BEGIN
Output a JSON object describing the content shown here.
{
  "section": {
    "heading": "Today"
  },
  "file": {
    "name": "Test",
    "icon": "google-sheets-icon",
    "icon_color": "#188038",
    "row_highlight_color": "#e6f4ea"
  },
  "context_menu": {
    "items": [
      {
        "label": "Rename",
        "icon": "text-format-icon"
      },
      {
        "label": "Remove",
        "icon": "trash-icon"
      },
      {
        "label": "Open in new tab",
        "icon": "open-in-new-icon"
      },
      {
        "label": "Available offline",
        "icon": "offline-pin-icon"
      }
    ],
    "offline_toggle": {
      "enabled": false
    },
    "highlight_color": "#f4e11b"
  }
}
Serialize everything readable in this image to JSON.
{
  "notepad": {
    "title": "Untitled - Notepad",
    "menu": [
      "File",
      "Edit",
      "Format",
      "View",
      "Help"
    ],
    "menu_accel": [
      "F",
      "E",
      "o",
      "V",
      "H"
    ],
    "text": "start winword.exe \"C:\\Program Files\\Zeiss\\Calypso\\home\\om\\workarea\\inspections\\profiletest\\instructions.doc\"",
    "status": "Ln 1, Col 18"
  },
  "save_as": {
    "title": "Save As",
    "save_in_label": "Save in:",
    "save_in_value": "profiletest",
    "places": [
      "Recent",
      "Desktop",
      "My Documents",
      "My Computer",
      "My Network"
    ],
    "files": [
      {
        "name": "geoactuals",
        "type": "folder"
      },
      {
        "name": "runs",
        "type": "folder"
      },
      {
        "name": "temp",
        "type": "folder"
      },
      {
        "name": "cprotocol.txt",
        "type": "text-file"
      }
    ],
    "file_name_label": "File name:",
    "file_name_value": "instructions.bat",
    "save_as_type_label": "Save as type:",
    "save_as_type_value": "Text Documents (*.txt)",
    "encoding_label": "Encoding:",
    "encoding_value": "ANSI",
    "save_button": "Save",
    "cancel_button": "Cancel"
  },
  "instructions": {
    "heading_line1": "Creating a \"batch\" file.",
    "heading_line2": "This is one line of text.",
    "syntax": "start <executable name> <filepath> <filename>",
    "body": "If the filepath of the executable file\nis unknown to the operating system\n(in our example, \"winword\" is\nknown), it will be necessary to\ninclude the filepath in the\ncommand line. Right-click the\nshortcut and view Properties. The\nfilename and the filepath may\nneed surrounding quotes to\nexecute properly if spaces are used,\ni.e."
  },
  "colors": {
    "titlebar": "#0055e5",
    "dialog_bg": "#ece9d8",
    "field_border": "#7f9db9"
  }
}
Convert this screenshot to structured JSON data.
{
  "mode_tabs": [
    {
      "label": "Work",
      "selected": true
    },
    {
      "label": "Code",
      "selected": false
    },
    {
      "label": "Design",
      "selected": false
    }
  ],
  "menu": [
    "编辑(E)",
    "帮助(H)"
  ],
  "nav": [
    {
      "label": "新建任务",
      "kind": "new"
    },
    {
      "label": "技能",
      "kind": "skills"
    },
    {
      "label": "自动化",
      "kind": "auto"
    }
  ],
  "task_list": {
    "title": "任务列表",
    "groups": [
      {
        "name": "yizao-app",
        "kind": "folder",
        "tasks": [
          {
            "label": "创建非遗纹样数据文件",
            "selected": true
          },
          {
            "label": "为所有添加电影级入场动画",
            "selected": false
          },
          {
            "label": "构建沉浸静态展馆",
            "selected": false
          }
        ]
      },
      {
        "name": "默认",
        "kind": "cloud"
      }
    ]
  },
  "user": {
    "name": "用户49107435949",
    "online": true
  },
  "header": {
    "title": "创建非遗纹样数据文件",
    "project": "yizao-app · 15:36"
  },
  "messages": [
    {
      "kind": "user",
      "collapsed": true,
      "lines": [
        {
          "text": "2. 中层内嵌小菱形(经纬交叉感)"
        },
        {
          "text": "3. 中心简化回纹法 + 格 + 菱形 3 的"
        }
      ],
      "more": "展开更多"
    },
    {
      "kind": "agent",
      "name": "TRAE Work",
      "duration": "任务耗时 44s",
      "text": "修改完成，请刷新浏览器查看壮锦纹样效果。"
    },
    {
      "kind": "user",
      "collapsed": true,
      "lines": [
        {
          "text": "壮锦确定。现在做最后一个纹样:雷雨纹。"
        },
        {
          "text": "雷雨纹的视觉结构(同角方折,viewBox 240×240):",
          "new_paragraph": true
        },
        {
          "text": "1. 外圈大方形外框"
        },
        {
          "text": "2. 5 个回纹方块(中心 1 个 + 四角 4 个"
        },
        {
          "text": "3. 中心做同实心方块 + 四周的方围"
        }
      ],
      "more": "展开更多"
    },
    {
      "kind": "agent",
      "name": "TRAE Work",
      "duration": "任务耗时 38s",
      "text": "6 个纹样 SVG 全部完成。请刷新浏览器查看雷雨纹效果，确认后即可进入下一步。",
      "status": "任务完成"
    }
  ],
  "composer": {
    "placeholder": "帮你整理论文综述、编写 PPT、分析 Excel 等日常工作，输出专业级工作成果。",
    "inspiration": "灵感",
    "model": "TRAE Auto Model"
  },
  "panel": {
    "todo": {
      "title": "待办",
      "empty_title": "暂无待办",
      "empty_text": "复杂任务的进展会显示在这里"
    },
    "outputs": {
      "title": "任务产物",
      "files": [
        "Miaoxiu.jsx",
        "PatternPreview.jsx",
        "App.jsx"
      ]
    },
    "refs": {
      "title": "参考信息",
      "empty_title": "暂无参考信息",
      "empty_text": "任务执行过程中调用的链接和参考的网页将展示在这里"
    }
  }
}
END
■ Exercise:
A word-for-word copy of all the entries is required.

■ Solution:
Output a JSON object describing the content shown here.
{
  "section": {
    "heading": "Today"
  },
  "file": {
    "name": "Test",
    "icon": "google-sheets-icon",
    "icon_color": "#188038",
    "row_highlight_color": "#e6f4ea"
  },
  "context_menu": {
    "items": [
      {
        "label": "Rename",
        "icon": "text-format-icon"
      },
      {
        "label": "Remove",
        "icon": "trash-icon"
      },
      {
        "label": "Open in new tab",
        "icon": "open-in-new-icon"
      },
      {
        "label": "Available offline",
        "icon": "offline-pin-icon"
      }
    ],
    "offline_toggle": {
      "enabled": false
    },
    "highlight_color": "#f4e11b"
  }
}
Serialize everything readable in this image to JSON.
{
  "notepad": {
    "title": "Untitled - Notepad",
    "menu": [
      "File",
      "Edit",
      "Format",
      "View",
      "Help"
    ],
    "menu_accel": [
      "F",
      "E",
      "o",
      "V",
      "H"
    ],
    "text": "start winword.exe \"C:\\Program Files\\Zeiss\\Calypso\\home\\om\\workarea\\inspections\\profiletest\\instructions.doc\"",
    "status": "Ln 1, Col 18"
  },
  "save_as": {
    "title": "Save As",
    "save_in_label": "Save in:",
    "save_in_value": "profiletest",
    "places": [
      "Recent",
      "Desktop",
      "My Documents",
      "My Computer",
      "My Network"
    ],
    "files": [
      {
        "name": "geoactuals",
        "type": "folder"
      },
      {
        "name": "runs",
        "type": "folder"
      },
      {
        "name": "temp",
        "type": "folder"
      },
      {
        "name": "cprotocol.txt",
        "type": "text-file"
      }
    ],
    "file_name_label": "File name:",
    "file_name_value": "instructions.bat",
    "save_as_type_label": "Save as type:",
    "save_as_type_value": "Text Documents (*.txt)",
    "encoding_label": "Encoding:",
    "encoding_value": "ANSI",
    "save_button": "Save",
    "cancel_button": "Cancel"
  },
  "instructions": {
    "heading_line1": "Creating a \"batch\" file.",
    "heading_line2": "This is one line of text.",
    "syntax": "start <executable name> <filepath> <filename>",
    "body": "If the filepath of the executable file\nis unknown to the operating system\n(in our example, \"winword\" is\nknown), it will be necessary to\ninclude the filepath in the\ncommand line. Right-click the\nshortcut and view Properties. The\nfilename and the filepath may\nneed surrounding quotes to\nexecute properly if spaces are used,\ni.e."
  },
  "colors": {
    "titlebar": "#0055e5",
    "dialog_bg": "#ece9d8",
    "field_border": "#7f9db9"
  }
}
Convert this screenshot to structured JSON data.
{
  "mode_tabs": [
    {
      "label": "Work",
      "selected": true
    },
    {
      "label": "Code",
      "selected": false
    },
    {
      "label": "Design",
      "selected": false
    }
  ],
  "menu": [
    "编辑(E)",
    "帮助(H)"
  ],
  "nav": [
    {
      "label": "新建任务",
      "kind": "new"
    },
    {
      "label": "技能",
      "kind": "skills"
    },
    {
      "label": "自动化",
      "kind": "auto"
    }
  ],
  "task_list": {
    "title": "任务列表",
    "groups": [
      {
        "name": "yizao-app",
        "kind": "folder",
        "tasks": [
          {
            "label": "创建非遗纹样数据文件",
            "selected": true
          },
          {
            "label": "为所有添加电影级入场动画",
            "selected": false
          },
          {
            "label": "构建沉浸静态展馆",
            "selected": false
          }
        ]
      },
      {
        "name": "默认",
        "kind": "cloud"
      }
    ]
  },
  "user": {
    "name": "用户49107435949",
    "online": true
  },
  "header": {
    "title": "创建非遗纹样数据文件",
    "project": "yizao-app · 15:36"
  },
  "messages": [
    {
      "kind": "user",
      "collapsed": true,
      "lines": [
        {
          "text": "2. 中层内嵌小菱形(经纬交叉感)"
        },
        {
          "text": "3. 中心简化回纹法 + 格 + 菱形 3 的"
        }
      ],
      "more": "展开更多"
    },
    {
      "kind": "agent",
      "name": "TRAE Work",
      "duration": "任务耗时 44s",
      "text": "修改完成，请刷新浏览器查看壮锦纹样效果。"
    },
    {
      "kind": "user",
      "collapsed": true,
      "lines": [
        {
          "text": "壮锦确定。现在做最后一个纹样:雷雨纹。"
        },
        {
          "text": "雷雨纹的视觉结构(同角方折,viewBox 240×240):",
          "new_paragraph": true
        },
        {
          "text": "1. 外圈大方形外框"
        },
        {
          "text": "2. 5 个回纹方块(中心 1 个 + 四角 4 个"
        },
        {
          "text": "3. 中心做同实心方块 + 四周的方围"
        }
      ],
      "more": "展开更多"
    },
    {
      "kind": "agent",
      "name": "TRAE Work",
      "duration": "任务耗时 38s",
      "text": "6 个纹样 SVG 全部完成。请刷新浏览器查看雷雨纹效果，确认后即可进入下一步。",
      "status": "任务完成"
    }
  ],
  "composer": {
    "placeholder": "帮你整理论文综述、编写 PPT、分析 Excel 等日常工作，输出专业级工作成果。",
    "inspiration": "灵感",
    "model": "TRAE Auto Model"
  },
  "panel": {
    "todo": {
      "title": "待办",
      "empty_title": "暂无待办",
      "empty_text": "复杂任务的进展会显示在这里"
    },
    "outputs": {
      "title": "任务产物",
      "files": [
        "Miaoxiu.jsx",
        "PatternPreview.jsx",
        "App.jsx"
      ]
    },
    "refs": {
      "title": "参考信息",
      "empty_title": "暂无参考信息",
      "empty_text": "任务执行过程中调用的链接和参考的网页将展示在这里"
    }
  }
}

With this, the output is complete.